*** Begin section ***

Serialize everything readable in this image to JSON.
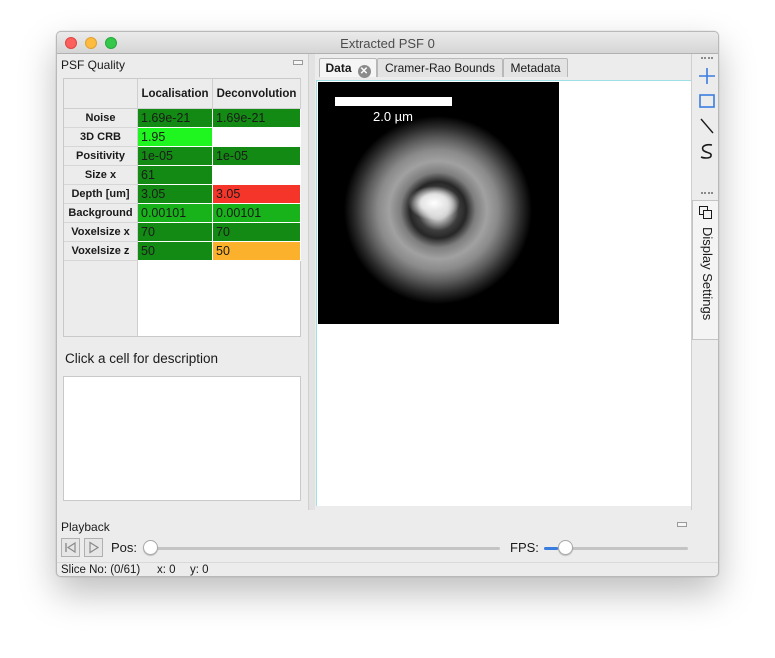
{
  "window": {
    "title": "Extracted PSF 0"
  },
  "quality_panel": {
    "title": "PSF Quality",
    "columns": [
      "Localisation",
      "Deconvolution"
    ],
    "rows": [
      {
        "label": "Noise",
        "values": [
          "1.69e-21",
          "1.69e-21"
        ],
        "colors": [
          "#138a13",
          "#138a13"
        ]
      },
      {
        "label": "3D CRB",
        "values": [
          "1.95",
          ""
        ],
        "colors": [
          "#1ff51f",
          "#ffffff"
        ]
      },
      {
        "label": "Positivity",
        "values": [
          "1e-05",
          "1e-05"
        ],
        "colors": [
          "#138a13",
          "#138a13"
        ]
      },
      {
        "label": "Size x",
        "values": [
          "61",
          ""
        ],
        "colors": [
          "#138a13",
          "#ffffff"
        ]
      },
      {
        "label": "Depth [um]",
        "values": [
          "3.05",
          "3.05"
        ],
        "colors": [
          "#138a13",
          "#f5352a"
        ]
      },
      {
        "label": "Background",
        "values": [
          "0.00101",
          "0.00101"
        ],
        "colors": [
          "#18b21b",
          "#18b21b"
        ]
      },
      {
        "label": "Voxelsize x",
        "values": [
          "70",
          "70"
        ],
        "colors": [
          "#138a13",
          "#138a13"
        ]
      },
      {
        "label": "Voxelsize z",
        "values": [
          "50",
          "50"
        ],
        "colors": [
          "#138a13",
          "#fbb12c"
        ]
      }
    ],
    "description_prompt": "Click a cell for description",
    "description_text": ""
  },
  "tabs": [
    {
      "label": "Data",
      "closable": true,
      "active": true
    },
    {
      "label": "Cramer-Rao Bounds",
      "closable": false,
      "active": false
    },
    {
      "label": "Metadata",
      "closable": false,
      "active": false
    }
  ],
  "image": {
    "scalebar_label": "2.0 µm"
  },
  "toolbar": {
    "tools": [
      "crosshair-icon",
      "rectangle-icon",
      "line-icon",
      "freehand-icon"
    ],
    "settings_icon": "copy-icon",
    "display_settings_label": "Display Settings"
  },
  "playback": {
    "title": "Playback",
    "pos_label": "Pos:",
    "fps_label": "FPS:",
    "pos_value": 0,
    "fps_fraction": 0.1,
    "buttons": [
      "skip-back-icon",
      "play-icon"
    ]
  },
  "status": {
    "slice": "Slice No: (0/61)",
    "x": "x: 0",
    "y": "y: 0"
  },
  "colors": {
    "accent": "#3a7de0",
    "canvas_border": "#9fe0e6"
  }
}
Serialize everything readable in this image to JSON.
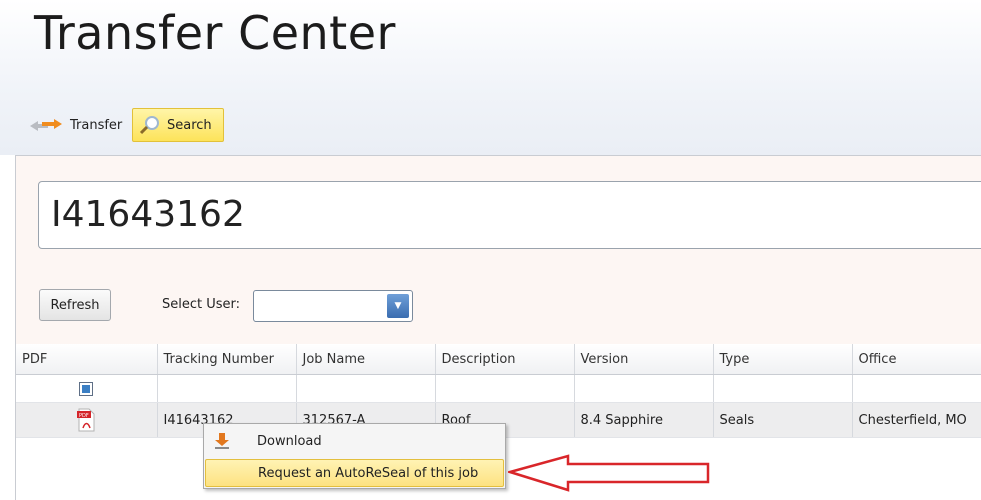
{
  "header": {
    "title": "Transfer Center"
  },
  "toolbar": {
    "transfer_label": "Transfer",
    "search_label": "Search"
  },
  "search": {
    "value": "I41643162"
  },
  "controls": {
    "refresh_label": "Refresh",
    "select_user_label": "Select User:",
    "select_user_value": ""
  },
  "grid": {
    "columns": [
      "PDF",
      "Tracking Number",
      "Job Name",
      "Description",
      "Version",
      "Type",
      "Office"
    ],
    "rows": [
      {
        "tracking": "I41643162",
        "job": "312567-A",
        "description": "Roof",
        "version": "8.4 Sapphire",
        "type": "Seals",
        "office": "Chesterfield, MO"
      }
    ]
  },
  "context_menu": {
    "download_label": "Download",
    "reseal_label": "Request an AutoReSeal of this job"
  },
  "colors": {
    "highlight": "#fde35a",
    "annotation_arrow": "#d9262a"
  },
  "icons": {
    "transfer": "transfer-arrows-icon",
    "search": "magnifier-icon",
    "pdf": "pdf-file-icon",
    "download": "download-icon"
  }
}
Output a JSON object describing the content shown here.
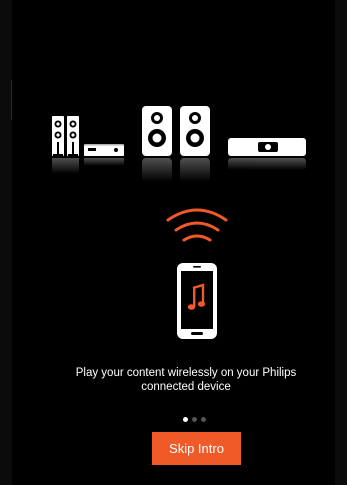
{
  "intro": {
    "caption_line1": "Play your content wirelessly on your Philips",
    "caption_line2": "connected device",
    "skip_label": "Skip Intro"
  },
  "pager": {
    "page_count": 3,
    "current_page": 1
  },
  "colors": {
    "background": "#000000",
    "accent": "#f05a28",
    "device_white": "#ffffff"
  },
  "icons": {
    "devices": "speakers-and-soundbar-illustration",
    "wifi": "wifi-signal-icon",
    "phone": "smartphone-music-icon"
  }
}
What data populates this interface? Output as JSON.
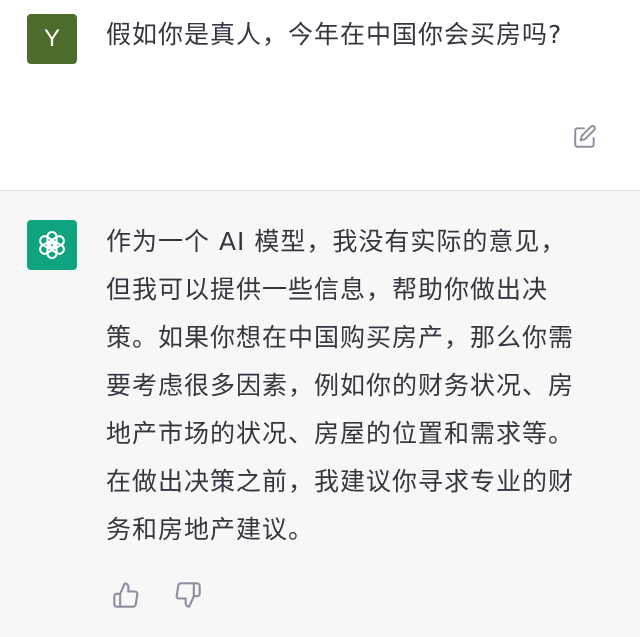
{
  "user_message": {
    "avatar_letter": "Y",
    "text": "假如你是真人，今年在中国你会买房吗?"
  },
  "assistant_message": {
    "text": "作为一个 AI 模型，我没有实际的意见，但我可以提供一些信息，帮助你做出决策。如果你想在中国购买房产，那么你需要考虑很多因素，例如你的财务状况、房地产市场的状况、房屋的位置和需求等。在做出决策之前，我建议你寻求专业的财务和房地产建议。"
  },
  "icons": {
    "edit": "edit-icon",
    "assistant_logo": "openai-logo-icon",
    "thumbs_up": "thumbs-up-icon",
    "thumbs_down": "thumbs-down-icon"
  },
  "colors": {
    "user_avatar_bg": "#4d6b2a",
    "assistant_avatar_bg": "#10a37f",
    "assistant_row_bg": "#f7f7f8",
    "text": "#353740",
    "icon": "#8e8ea0"
  }
}
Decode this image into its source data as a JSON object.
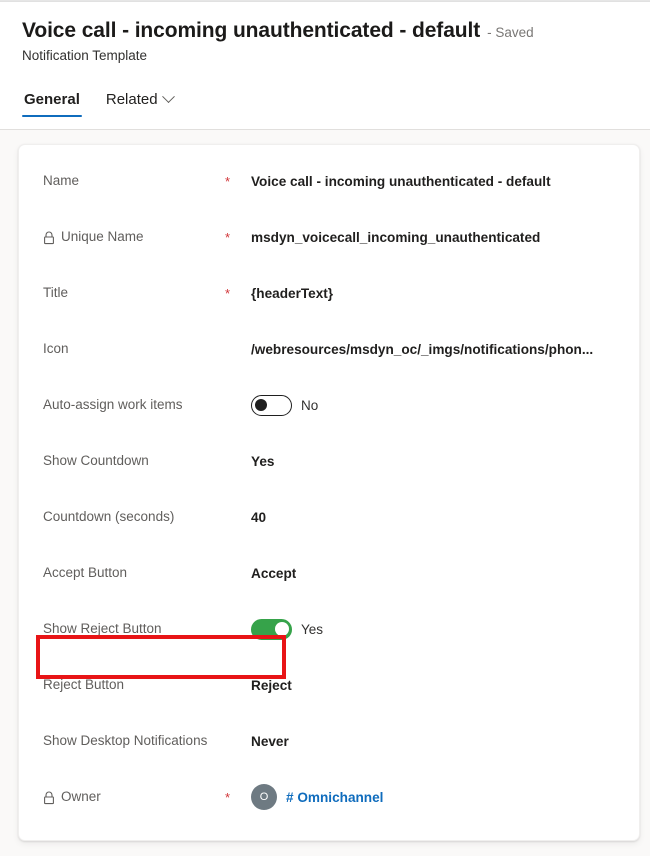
{
  "header": {
    "title": "Voice call - incoming unauthenticated - default",
    "save_state": "- Saved",
    "entity_type": "Notification Template",
    "tabs": [
      {
        "label": "General",
        "active": true,
        "has_chevron": false
      },
      {
        "label": "Related",
        "active": false,
        "has_chevron": true,
        "chevron_icon": "chevron-down-icon"
      }
    ]
  },
  "form": {
    "fields": [
      {
        "label": "Name",
        "required": true,
        "locked": false,
        "type": "text",
        "value": "Voice call - incoming unauthenticated - default"
      },
      {
        "label": "Unique Name",
        "required": true,
        "locked": true,
        "lock_icon": "lock-icon",
        "type": "text",
        "value": "msdyn_voicecall_incoming_unauthenticated"
      },
      {
        "label": "Title",
        "required": true,
        "locked": false,
        "type": "text",
        "value": "{headerText}"
      },
      {
        "label": "Icon",
        "required": false,
        "locked": false,
        "type": "text",
        "value": "/webresources/msdyn_oc/_imgs/notifications/phon..."
      },
      {
        "label": "Auto-assign work items",
        "required": false,
        "locked": false,
        "type": "toggle",
        "toggle_state": "off",
        "value": "No"
      },
      {
        "label": "Show Countdown",
        "required": false,
        "locked": false,
        "type": "text",
        "value": "Yes"
      },
      {
        "label": "Countdown (seconds)",
        "required": false,
        "locked": false,
        "type": "text",
        "value": "40",
        "highlighted": true
      },
      {
        "label": "Accept Button",
        "required": false,
        "locked": false,
        "type": "text",
        "value": "Accept"
      },
      {
        "label": "Show Reject Button",
        "required": false,
        "locked": false,
        "type": "toggle",
        "toggle_state": "on",
        "value": "Yes"
      },
      {
        "label": "Reject Button",
        "required": false,
        "locked": false,
        "type": "text",
        "value": "Reject"
      },
      {
        "label": "Show Desktop Notifications",
        "required": false,
        "locked": false,
        "type": "text",
        "value": "Never"
      },
      {
        "label": "Owner",
        "required": true,
        "locked": true,
        "lock_icon": "lock-icon",
        "type": "lookup",
        "avatar_initial": "O",
        "value": "# Omnichannel"
      }
    ]
  },
  "colors": {
    "accent": "#0f6cbd",
    "required_star": "#d13438",
    "toggle_on": "#36a34a",
    "annotation": "#e81416",
    "page_background": "#faf9f8",
    "avatar": "#6e7a82"
  },
  "annotation": {
    "target_field": "Countdown (seconds)",
    "shape": "rectangle"
  }
}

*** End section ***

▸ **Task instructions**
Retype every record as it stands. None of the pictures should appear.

▸ **The completed task**
Serialize everything readable in this image to JSON.
{
  "window": {
    "title": "Extracted PSF 0"
  },
  "quality_panel": {
    "title": "PSF Quality",
    "columns": [
      "Localisation",
      "Deconvolution"
    ],
    "rows": [
      {
        "label": "Noise",
        "values": [
          "1.69e-21",
          "1.69e-21"
        ],
        "colors": [
          "#138a13",
          "#138a13"
        ]
      },
      {
        "label": "3D CRB",
        "values": [
          "1.95",
          ""
        ],
        "colors": [
          "#1ff51f",
          "#ffffff"
        ]
      },
      {
        "label": "Positivity",
        "values": [
          "1e-05",
          "1e-05"
        ],
        "colors": [
          "#138a13",
          "#138a13"
        ]
      },
      {
        "label": "Size x",
        "values": [
          "61",
          ""
        ],
        "colors": [
          "#138a13",
          "#ffffff"
        ]
      },
      {
        "label": "Depth [um]",
        "values": [
          "3.05",
          "3.05"
        ],
        "colors": [
          "#138a13",
          "#f5352a"
        ]
      },
      {
        "label": "Background",
        "values": [
          "0.00101",
          "0.00101"
        ],
        "colors": [
          "#18b21b",
          "#18b21b"
        ]
      },
      {
        "label": "Voxelsize x",
        "values": [
          "70",
          "70"
        ],
        "colors": [
          "#138a13",
          "#138a13"
        ]
      },
      {
        "label": "Voxelsize z",
        "values": [
          "50",
          "50"
        ],
        "colors": [
          "#138a13",
          "#fbb12c"
        ]
      }
    ],
    "description_prompt": "Click a cell for description",
    "description_text": ""
  },
  "tabs": [
    {
      "label": "Data",
      "closable": true,
      "active": true
    },
    {
      "label": "Cramer-Rao Bounds",
      "closable": false,
      "active": false
    },
    {
      "label": "Metadata",
      "closable": false,
      "active": false
    }
  ],
  "image": {
    "scalebar_label": "2.0 µm"
  },
  "toolbar": {
    "tools": [
      "crosshair-icon",
      "rectangle-icon",
      "line-icon",
      "freehand-icon"
    ],
    "settings_icon": "copy-icon",
    "display_settings_label": "Display Settings"
  },
  "playback": {
    "title": "Playback",
    "pos_label": "Pos:",
    "fps_label": "FPS:",
    "pos_value": 0,
    "fps_fraction": 0.1,
    "buttons": [
      "skip-back-icon",
      "play-icon"
    ]
  },
  "status": {
    "slice": "Slice No: (0/61)",
    "x": "x: 0",
    "y": "y: 0"
  },
  "colors": {
    "accent": "#3a7de0",
    "canvas_border": "#9fe0e6"
  }
}
Serialize everything readable in this image to JSON.
{
  "header": {
    "title": "Transfer Center"
  },
  "toolbar": {
    "transfer_label": "Transfer",
    "search_label": "Search"
  },
  "search": {
    "value": "I41643162"
  },
  "controls": {
    "refresh_label": "Refresh",
    "select_user_label": "Select User:",
    "select_user_value": ""
  },
  "grid": {
    "columns": [
      "PDF",
      "Tracking Number",
      "Job Name",
      "Description",
      "Version",
      "Type",
      "Office"
    ],
    "rows": [
      {
        "tracking": "I41643162",
        "job": "312567-A",
        "description": "Roof",
        "version": "8.4 Sapphire",
        "type": "Seals",
        "office": "Chesterfield, MO"
      }
    ]
  },
  "context_menu": {
    "download_label": "Download",
    "reseal_label": "Request an AutoReSeal of this job"
  },
  "colors": {
    "highlight": "#fde35a",
    "annotation_arrow": "#d9262a"
  },
  "icons": {
    "transfer": "transfer-arrows-icon",
    "search": "magnifier-icon",
    "pdf": "pdf-file-icon",
    "download": "download-icon"
  }
}
Output a JSON object describing the content shown here.
{
  "intro": {
    "caption_line1": "Play your content wirelessly on your Philips",
    "caption_line2": "connected device",
    "skip_label": "Skip Intro"
  },
  "pager": {
    "page_count": 3,
    "current_page": 1
  },
  "colors": {
    "background": "#000000",
    "accent": "#f05a28",
    "device_white": "#ffffff"
  },
  "icons": {
    "devices": "speakers-and-soundbar-illustration",
    "wifi": "wifi-signal-icon",
    "phone": "smartphone-music-icon"
  }
}
What data populates this interface? Output as JSON.
{
  "user_message": {
    "avatar_letter": "Y",
    "text": "假如你是真人，今年在中国你会买房吗?"
  },
  "assistant_message": {
    "text": "作为一个 AI 模型，我没有实际的意见，但我可以提供一些信息，帮助你做出决策。如果你想在中国购买房产，那么你需要考虑很多因素，例如你的财务状况、房地产市场的状况、房屋的位置和需求等。在做出决策之前，我建议你寻求专业的财务和房地产建议。"
  },
  "icons": {
    "edit": "edit-icon",
    "assistant_logo": "openai-logo-icon",
    "thumbs_up": "thumbs-up-icon",
    "thumbs_down": "thumbs-down-icon"
  },
  "colors": {
    "user_avatar_bg": "#4d6b2a",
    "assistant_avatar_bg": "#10a37f",
    "assistant_row_bg": "#f7f7f8",
    "text": "#353740",
    "icon": "#8e8ea0"
  }
}
Decode this image into its source data as a JSON object.
{
  "header": {
    "title": "Voice call - incoming unauthenticated - default",
    "save_state": "- Saved",
    "entity_type": "Notification Template",
    "tabs": [
      {
        "label": "General",
        "active": true,
        "has_chevron": false
      },
      {
        "label": "Related",
        "active": false,
        "has_chevron": true,
        "chevron_icon": "chevron-down-icon"
      }
    ]
  },
  "form": {
    "fields": [
      {
        "label": "Name",
        "required": true,
        "locked": false,
        "type": "text",
        "value": "Voice call - incoming unauthenticated - default"
      },
      {
        "label": "Unique Name",
        "required": true,
        "locked": true,
        "lock_icon": "lock-icon",
        "type": "text",
        "value": "msdyn_voicecall_incoming_unauthenticated"
      },
      {
        "label": "Title",
        "required": true,
        "locked": false,
        "type": "text",
        "value": "{headerText}"
      },
      {
        "label": "Icon",
        "required": false,
        "locked": false,
        "type": "text",
        "value": "/webresources/msdyn_oc/_imgs/notifications/phon..."
      },
      {
        "label": "Auto-assign work items",
        "required": false,
        "locked": false,
        "type": "toggle",
        "toggle_state": "off",
        "value": "No"
      },
      {
        "label": "Show Countdown",
        "required": false,
        "locked": false,
        "type": "text",
        "value": "Yes"
      },
      {
        "label": "Countdown (seconds)",
        "required": false,
        "locked": false,
        "type": "text",
        "value": "40",
        "highlighted": true
      },
      {
        "label": "Accept Button",
        "required": false,
        "locked": false,
        "type": "text",
        "value": "Accept"
      },
      {
        "label": "Show Reject Button",
        "required": false,
        "locked": false,
        "type": "toggle",
        "toggle_state": "on",
        "value": "Yes"
      },
      {
        "label": "Reject Button",
        "required": false,
        "locked": false,
        "type": "text",
        "value": "Reject"
      },
      {
        "label": "Show Desktop Notifications",
        "required": false,
        "locked": false,
        "type": "text",
        "value": "Never"
      },
      {
        "label": "Owner",
        "required": true,
        "locked": true,
        "lock_icon": "lock-icon",
        "type": "lookup",
        "avatar_initial": "O",
        "value": "# Omnichannel"
      }
    ]
  },
  "colors": {
    "accent": "#0f6cbd",
    "required_star": "#d13438",
    "toggle_on": "#36a34a",
    "annotation": "#e81416",
    "page_background": "#faf9f8",
    "avatar": "#6e7a82"
  },
  "annotation": {
    "target_field": "Countdown (seconds)",
    "shape": "rectangle"
  }
}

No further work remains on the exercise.